In the closely watched luxury-sales race, Mercedes-Benz continued to widen its lead, despite a 0.6-percent overall decline. An SUV blitzkrieg helped Mercedes to 372,325 sales, followed by BMW at 305,685 (off 2.3 percent) and Lexus just behind at 305,129 (down a notable 7.9 percent). But Audi continued to plug away, up 7.6 percent to 226,511 sales. That's the eighth straight year of record Audi sales, from a brand that didn't even top 100,000 sales in America until 2010.
And if you’re looking for an early contender for success in 2018, despite a tepid market, look no further than Chevrolet.

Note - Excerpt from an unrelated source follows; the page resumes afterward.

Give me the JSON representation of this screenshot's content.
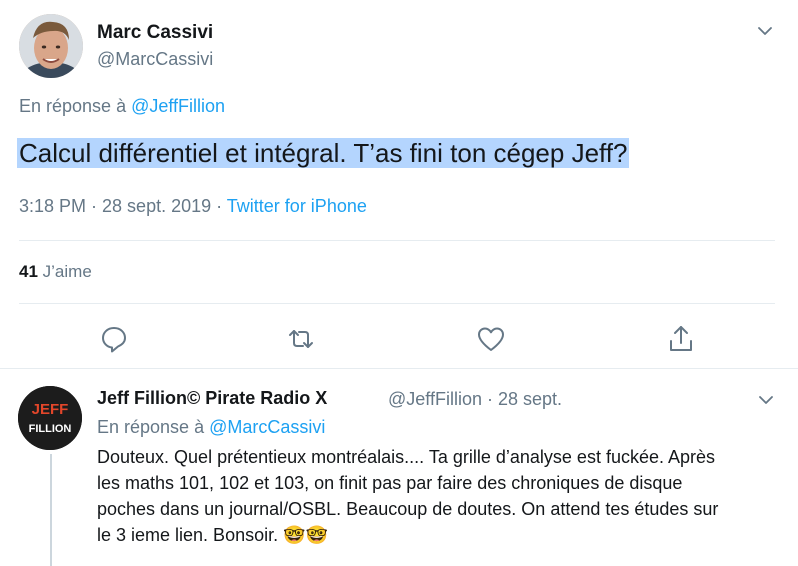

For once, Chevy’s timing looks good: Aside from impressively designed, mass-market SUVs including the compact Equinox and three-row Traverse, they’ve got an all-new, super-profitable Silverado pickup—the best-selling model by far in the entire GM portfolio—coming to showrooms in 2018. (Can you say cha-ching)? Ford, in contrast, is looking at too many bare cupboards, putting pressure on both its stock price and new CEO Jim Hackett.
As reported by the Detroit Free Press, Ford's lineup is replete with aging, in-decline models like the Fusion and Taurus sedans, with few compelling replacements in sight. Worse, it’s been late or entirely AWOL in some of the nation’s hottest segments, including subcompact SUVs and midsize pickups. After grievous delays, we’ll finally see that midsize Ranger pickup at Detroit’s auto show in January, and a niche-model Bronco for 2020. Hackett and Ford have talked a big game on electrification and mobility services, yet the company doesn't have a legit competitor to the Chevy Bolt or other mainstream EVs. Ford needs a New Year's resolution: It must pick up the pace of vehicle introductions if it wants to stay in front of Toyota as America’s second-largest automaker—and fight for its slice of a shrinking market pie in 2018.